She proceeds to share the stories behind some of her favourite pieces from the collection.
Imperial Spinel necklace
At 131.21 carats, the extraordinary gemstone at the heart of this necklace is the fourth largest spinel in the world. Silvestri recalls seeing the stone for the first time: "I received a call about this jewel from a collector. At such a huge size, I was expecting not-so-great quality but when I finally saw the pictures and video, I was shocked. It was really one-of-a-kind; red but not really red, with a hint of orange. It was like there was a fire burning inside.
"It may be the fourth largest in the world but I would say it's number one in terms of quality," she concludes.
For the design, the creative director was adamant on sharing the beauty of this stone. "We had so many ideas to mount the stone but in the end, we decided to let it sit on its own in the centre to emphasise its beauty, size, colour and clarity."
Indeed, this precious jewel from Tagikistan is set proudly in the middle of this intricate creation of cascading diamonds and emerald beads to complete its show-stealing appearance.
Mediterranean Queen necklace
This necklace features five substantial oval cushion-cut Paraiba tourmalines, with a total weight of 500 carats, connected by a sumptuous design of cabochon emeralds and diamonds. "They were unique, full of happiness and energy," says Silvestri about the glowing aqua hue of the extraordinary and incredibly rare Paraiba tourmalines in this piece. "Bulgari always dares to use huge stones."
But how much is too much? She laughs and repeats the tagline of Bulgari's campaign last year: Mai Troppo, which means 'never too much' in English.
Fluid Tanzanite necklace
Fluid Tanzanite necklace
Several pieces in this collection are dedicated to renown British-Iraqi architect, artist and designer, the late Zaha Hadid. Silvestri had previously met the visionary to reinvent Bulgari's iconic B.zero 1 design with a structurally intricate design, inspired by the Colosseum in Rome.
In the Fluid Tanzanite high jewellery creation, Bulgari's iconic invention, the tubogas, is encrusted with pavé diamonds, incorporating a Hadid-inspired design of curves and irregular geometry. Tying together this fusion of styles is a deep blue tanzanite weighing 77.88 carats in the centre.
Another design that Silvestri that was inspired by the Hadid's architectural designs is the Monete Weave, a diamond-encrusted choker with a coin of Roman Emperor Nero at its heart—a piece that she has been spotted wearing frequently on social media. "You can see the combination of Bulgari's house style with Hadid's, especially the idea of incorporating curves into geometry," she says before demonstrating the necklace's surprising flexibility.
Bulgari Ruby Metamorphosis necklace
With convertible and detachable elements, this Bulgari Ruby Metamorphasis can be worn in at least nine different ways to enhance the beauty of its central 10.02-carat antique cushion-cut Mozambique ruby. This masterpiece also features a glittering tassel of baguette diamonds and cabochon rubies with fluid movement—a testament to the unparalleled craftsmanship at the Bulgari studios.
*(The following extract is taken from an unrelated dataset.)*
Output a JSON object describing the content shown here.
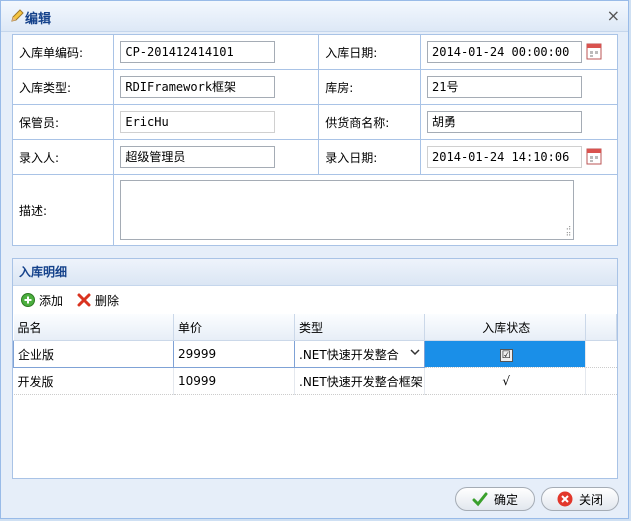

Silvestri agrees that this technical marvel has elevated the house's jewellery-making to new heights, a positive result from the charge of creativity among her artisans and herself brought on by the pandemic.
"We want to continue building on this," she says, bringing great hope that her new jewellery collection—which she has already started working on—will be just as revolutionary as the Bulgari Magnifica.
Watch the dramatic unveiling of Bulgari's Magnifica High Jewellery in Milan below: